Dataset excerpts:
—————
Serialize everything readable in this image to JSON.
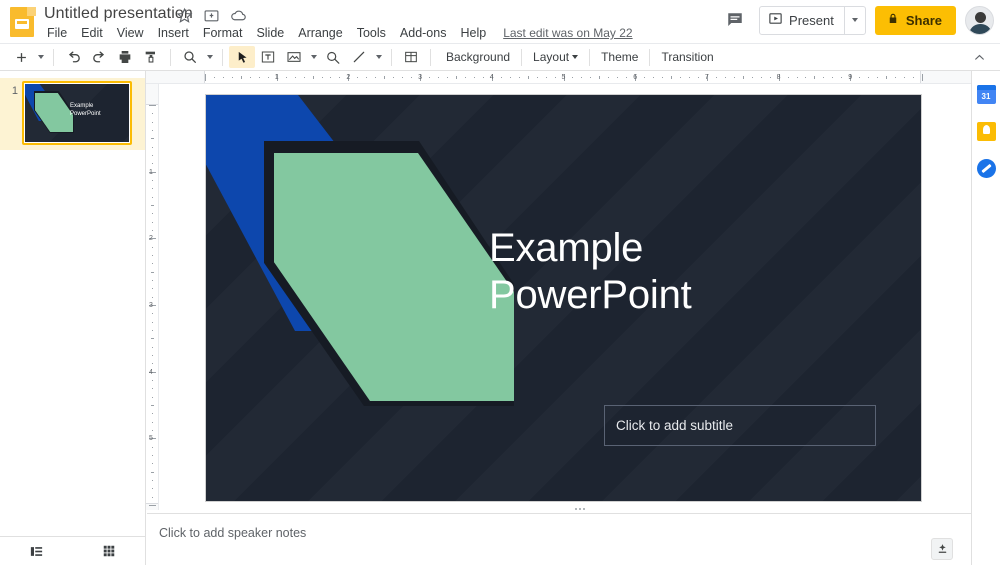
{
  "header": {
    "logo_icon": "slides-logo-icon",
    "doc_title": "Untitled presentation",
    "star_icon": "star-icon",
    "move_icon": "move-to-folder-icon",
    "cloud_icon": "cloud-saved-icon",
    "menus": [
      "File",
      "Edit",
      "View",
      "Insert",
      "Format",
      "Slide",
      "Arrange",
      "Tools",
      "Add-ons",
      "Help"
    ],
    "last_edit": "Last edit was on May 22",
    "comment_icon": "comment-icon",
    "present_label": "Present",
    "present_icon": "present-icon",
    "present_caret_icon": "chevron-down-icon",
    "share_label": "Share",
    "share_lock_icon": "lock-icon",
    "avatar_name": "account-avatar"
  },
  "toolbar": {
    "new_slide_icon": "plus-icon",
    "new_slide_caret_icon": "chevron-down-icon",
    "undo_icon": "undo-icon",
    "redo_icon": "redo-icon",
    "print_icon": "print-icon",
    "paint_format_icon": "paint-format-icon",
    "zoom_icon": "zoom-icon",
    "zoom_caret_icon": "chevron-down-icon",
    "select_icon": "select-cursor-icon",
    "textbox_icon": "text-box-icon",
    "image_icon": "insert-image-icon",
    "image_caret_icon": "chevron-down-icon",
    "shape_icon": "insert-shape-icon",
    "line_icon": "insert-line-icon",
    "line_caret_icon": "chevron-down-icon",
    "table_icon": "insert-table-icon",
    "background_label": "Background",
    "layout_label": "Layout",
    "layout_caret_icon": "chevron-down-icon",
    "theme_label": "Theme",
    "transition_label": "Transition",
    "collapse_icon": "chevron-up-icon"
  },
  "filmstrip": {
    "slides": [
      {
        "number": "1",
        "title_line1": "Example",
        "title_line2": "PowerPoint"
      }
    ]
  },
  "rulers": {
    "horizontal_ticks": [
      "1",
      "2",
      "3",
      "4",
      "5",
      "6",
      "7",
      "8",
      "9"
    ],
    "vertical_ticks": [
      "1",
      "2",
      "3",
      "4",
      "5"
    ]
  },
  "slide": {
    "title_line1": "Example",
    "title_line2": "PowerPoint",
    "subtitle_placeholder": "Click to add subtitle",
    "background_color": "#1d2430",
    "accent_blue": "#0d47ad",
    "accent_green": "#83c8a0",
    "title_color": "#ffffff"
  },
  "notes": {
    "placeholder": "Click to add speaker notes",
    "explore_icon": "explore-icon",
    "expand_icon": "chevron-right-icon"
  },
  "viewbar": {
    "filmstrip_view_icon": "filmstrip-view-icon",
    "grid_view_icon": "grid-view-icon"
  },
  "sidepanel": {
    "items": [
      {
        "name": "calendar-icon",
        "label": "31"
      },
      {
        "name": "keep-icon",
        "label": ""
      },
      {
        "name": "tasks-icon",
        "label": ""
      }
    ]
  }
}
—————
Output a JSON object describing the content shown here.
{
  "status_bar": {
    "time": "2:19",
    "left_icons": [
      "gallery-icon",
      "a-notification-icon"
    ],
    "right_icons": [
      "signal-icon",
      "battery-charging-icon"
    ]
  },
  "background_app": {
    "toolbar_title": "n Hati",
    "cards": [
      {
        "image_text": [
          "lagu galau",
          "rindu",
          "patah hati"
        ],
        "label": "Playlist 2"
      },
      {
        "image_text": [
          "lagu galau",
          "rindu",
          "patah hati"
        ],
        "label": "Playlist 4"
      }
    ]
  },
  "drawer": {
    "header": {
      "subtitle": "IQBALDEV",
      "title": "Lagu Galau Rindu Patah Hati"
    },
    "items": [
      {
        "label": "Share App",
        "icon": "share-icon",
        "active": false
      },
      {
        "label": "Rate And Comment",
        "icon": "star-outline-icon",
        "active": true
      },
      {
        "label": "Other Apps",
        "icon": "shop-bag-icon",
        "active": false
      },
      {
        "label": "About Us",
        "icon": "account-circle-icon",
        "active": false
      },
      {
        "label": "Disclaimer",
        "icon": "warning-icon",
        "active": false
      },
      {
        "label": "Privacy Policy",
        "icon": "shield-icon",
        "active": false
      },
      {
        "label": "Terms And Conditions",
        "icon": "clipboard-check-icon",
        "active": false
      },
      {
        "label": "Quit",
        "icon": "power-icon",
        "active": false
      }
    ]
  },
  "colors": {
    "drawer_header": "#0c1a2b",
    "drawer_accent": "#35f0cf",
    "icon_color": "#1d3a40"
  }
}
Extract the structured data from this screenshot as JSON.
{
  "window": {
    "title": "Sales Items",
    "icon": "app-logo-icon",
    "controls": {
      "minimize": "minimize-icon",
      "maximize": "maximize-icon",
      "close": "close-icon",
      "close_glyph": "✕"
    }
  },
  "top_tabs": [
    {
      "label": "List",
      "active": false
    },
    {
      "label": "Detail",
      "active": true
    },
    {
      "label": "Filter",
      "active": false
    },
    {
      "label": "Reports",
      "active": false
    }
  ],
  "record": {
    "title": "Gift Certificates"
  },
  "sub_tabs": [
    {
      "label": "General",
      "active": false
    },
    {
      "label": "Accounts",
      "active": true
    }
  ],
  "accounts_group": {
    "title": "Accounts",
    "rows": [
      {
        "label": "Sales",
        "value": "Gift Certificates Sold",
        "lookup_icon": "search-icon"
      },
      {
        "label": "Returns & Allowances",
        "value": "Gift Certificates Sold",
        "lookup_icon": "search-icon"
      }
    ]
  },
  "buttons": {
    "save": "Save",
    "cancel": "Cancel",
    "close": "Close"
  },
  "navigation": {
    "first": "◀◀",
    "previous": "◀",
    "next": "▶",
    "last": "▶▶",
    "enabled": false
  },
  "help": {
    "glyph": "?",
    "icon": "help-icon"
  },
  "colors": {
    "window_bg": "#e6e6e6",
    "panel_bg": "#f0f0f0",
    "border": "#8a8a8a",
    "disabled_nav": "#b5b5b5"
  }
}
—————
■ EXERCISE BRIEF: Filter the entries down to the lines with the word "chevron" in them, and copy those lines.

■ EXERCISE SOLUTION:
    "present_caret_icon": "chevron-down-icon",
    "new_slide_caret_icon": "chevron-down-icon",
    "zoom_caret_icon": "chevron-down-icon",
    "image_caret_icon": "chevron-down-icon",
    "line_caret_icon": "chevron-down-icon",
    "layout_caret_icon": "chevron-down-icon",
    "collapse_icon": "chevron-up-icon"
    "expand_icon": "chevron-right-icon"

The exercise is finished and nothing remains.